Exercise input>
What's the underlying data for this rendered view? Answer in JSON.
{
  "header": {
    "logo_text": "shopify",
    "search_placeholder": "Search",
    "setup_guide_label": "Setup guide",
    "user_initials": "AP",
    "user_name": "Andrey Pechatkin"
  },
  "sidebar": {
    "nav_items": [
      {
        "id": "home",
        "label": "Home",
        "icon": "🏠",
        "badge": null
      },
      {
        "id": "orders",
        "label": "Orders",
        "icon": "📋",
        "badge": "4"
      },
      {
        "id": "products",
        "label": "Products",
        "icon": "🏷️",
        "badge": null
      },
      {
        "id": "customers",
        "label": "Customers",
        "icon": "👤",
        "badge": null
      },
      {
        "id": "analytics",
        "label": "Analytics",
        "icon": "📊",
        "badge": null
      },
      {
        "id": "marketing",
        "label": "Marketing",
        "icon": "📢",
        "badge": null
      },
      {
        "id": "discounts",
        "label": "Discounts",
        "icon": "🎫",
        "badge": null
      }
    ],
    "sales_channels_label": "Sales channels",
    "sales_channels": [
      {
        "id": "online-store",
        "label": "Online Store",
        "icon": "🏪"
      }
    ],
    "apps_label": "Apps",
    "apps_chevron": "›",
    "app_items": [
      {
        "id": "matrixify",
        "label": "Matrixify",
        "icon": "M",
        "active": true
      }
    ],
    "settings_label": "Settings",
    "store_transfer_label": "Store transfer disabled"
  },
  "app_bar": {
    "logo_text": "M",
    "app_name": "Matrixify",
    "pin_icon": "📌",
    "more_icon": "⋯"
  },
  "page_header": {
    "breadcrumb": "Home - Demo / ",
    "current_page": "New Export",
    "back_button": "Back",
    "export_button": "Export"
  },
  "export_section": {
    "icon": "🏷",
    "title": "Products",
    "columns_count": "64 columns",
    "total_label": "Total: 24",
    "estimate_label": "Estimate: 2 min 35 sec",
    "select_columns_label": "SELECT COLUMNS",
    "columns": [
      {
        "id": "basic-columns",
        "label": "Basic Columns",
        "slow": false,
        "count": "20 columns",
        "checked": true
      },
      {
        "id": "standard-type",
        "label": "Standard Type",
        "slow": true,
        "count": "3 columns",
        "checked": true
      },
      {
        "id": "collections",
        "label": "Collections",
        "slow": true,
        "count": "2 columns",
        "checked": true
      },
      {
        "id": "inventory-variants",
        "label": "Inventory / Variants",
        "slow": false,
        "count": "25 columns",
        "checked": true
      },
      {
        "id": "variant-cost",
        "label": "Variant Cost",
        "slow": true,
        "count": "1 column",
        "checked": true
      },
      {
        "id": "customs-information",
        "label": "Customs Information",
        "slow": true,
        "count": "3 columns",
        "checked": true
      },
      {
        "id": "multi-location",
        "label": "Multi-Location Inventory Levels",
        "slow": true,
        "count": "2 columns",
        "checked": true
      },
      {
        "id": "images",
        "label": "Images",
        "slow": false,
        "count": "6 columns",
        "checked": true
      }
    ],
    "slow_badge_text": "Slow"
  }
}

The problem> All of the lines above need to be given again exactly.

Exercise output>
What's the underlying data for this rendered view? Answer in JSON.
{
  "header": {
    "logo_text": "shopify",
    "search_placeholder": "Search",
    "setup_guide_label": "Setup guide",
    "user_initials": "AP",
    "user_name": "Andrey Pechatkin"
  },
  "sidebar": {
    "nav_items": [
      {
        "id": "home",
        "label": "Home",
        "icon": "🏠",
        "badge": null
      },
      {
        "id": "orders",
        "label": "Orders",
        "icon": "📋",
        "badge": "4"
      },
      {
        "id": "products",
        "label": "Products",
        "icon": "🏷️",
        "badge": null
      },
      {
        "id": "customers",
        "label": "Customers",
        "icon": "👤",
        "badge": null
      },
      {
        "id": "analytics",
        "label": "Analytics",
        "icon": "📊",
        "badge": null
      },
      {
        "id": "marketing",
        "label": "Marketing",
        "icon": "📢",
        "badge": null
      },
      {
        "id": "discounts",
        "label": "Discounts",
        "icon": "🎫",
        "badge": null
      }
    ],
    "sales_channels_label": "Sales channels",
    "sales_channels": [
      {
        "id": "online-store",
        "label": "Online Store",
        "icon": "🏪"
      }
    ],
    "apps_label": "Apps",
    "apps_chevron": "›",
    "app_items": [
      {
        "id": "matrixify",
        "label": "Matrixify",
        "icon": "M",
        "active": true
      }
    ],
    "settings_label": "Settings",
    "store_transfer_label": "Store transfer disabled"
  },
  "app_bar": {
    "logo_text": "M",
    "app_name": "Matrixify",
    "pin_icon": "📌",
    "more_icon": "⋯"
  },
  "page_header": {
    "breadcrumb": "Home - Demo / ",
    "current_page": "New Export",
    "back_button": "Back",
    "export_button": "Export"
  },
  "export_section": {
    "icon": "🏷",
    "title": "Products",
    "columns_count": "64 columns",
    "total_label": "Total: 24",
    "estimate_label": "Estimate: 2 min 35 sec",
    "select_columns_label": "SELECT COLUMNS",
    "columns": [
      {
        "id": "basic-columns",
        "label": "Basic Columns",
        "slow": false,
        "count": "20 columns",
        "checked": true
      },
      {
        "id": "standard-type",
        "label": "Standard Type",
        "slow": true,
        "count": "3 columns",
        "checked": true
      },
      {
        "id": "collections",
        "label": "Collections",
        "slow": true,
        "count": "2 columns",
        "checked": true
      },
      {
        "id": "inventory-variants",
        "label": "Inventory / Variants",
        "slow": false,
        "count": "25 columns",
        "checked": true
      },
      {
        "id": "variant-cost",
        "label": "Variant Cost",
        "slow": true,
        "count": "1 column",
        "checked": true
      },
      {
        "id": "customs-information",
        "label": "Customs Information",
        "slow": true,
        "count": "3 columns",
        "checked": true
      },
      {
        "id": "multi-location",
        "label": "Multi-Location Inventory Levels",
        "slow": true,
        "count": "2 columns",
        "checked": true
      },
      {
        "id": "images",
        "label": "Images",
        "slow": false,
        "count": "6 columns",
        "checked": true
      }
    ],
    "slow_badge_text": "Slow"
  }
}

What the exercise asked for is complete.